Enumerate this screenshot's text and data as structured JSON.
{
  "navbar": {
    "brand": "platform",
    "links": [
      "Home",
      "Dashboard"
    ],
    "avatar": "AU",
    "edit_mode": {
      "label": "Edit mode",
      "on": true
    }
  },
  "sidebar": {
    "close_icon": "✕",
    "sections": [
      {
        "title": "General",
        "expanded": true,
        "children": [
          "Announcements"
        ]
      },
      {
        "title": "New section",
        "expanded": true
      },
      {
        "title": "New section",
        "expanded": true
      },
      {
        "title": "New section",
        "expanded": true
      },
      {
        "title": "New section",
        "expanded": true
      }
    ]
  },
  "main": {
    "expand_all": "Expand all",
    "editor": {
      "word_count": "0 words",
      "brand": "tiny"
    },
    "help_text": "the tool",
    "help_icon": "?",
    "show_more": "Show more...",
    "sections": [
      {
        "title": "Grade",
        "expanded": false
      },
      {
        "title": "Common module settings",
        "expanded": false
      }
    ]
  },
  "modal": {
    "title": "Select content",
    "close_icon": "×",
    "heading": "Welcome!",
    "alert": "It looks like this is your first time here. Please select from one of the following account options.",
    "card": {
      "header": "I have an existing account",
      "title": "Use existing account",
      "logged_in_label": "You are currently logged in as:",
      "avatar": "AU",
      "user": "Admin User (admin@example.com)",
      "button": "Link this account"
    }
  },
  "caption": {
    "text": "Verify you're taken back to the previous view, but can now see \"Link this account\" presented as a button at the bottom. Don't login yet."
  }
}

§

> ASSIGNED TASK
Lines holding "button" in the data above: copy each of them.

> SOLUTION BELOW
      "button": "Link this account"
    "text": "Verify you're taken back to the previous view, but can now see \"Link this account\" presented as a button at the bottom. Don't login yet."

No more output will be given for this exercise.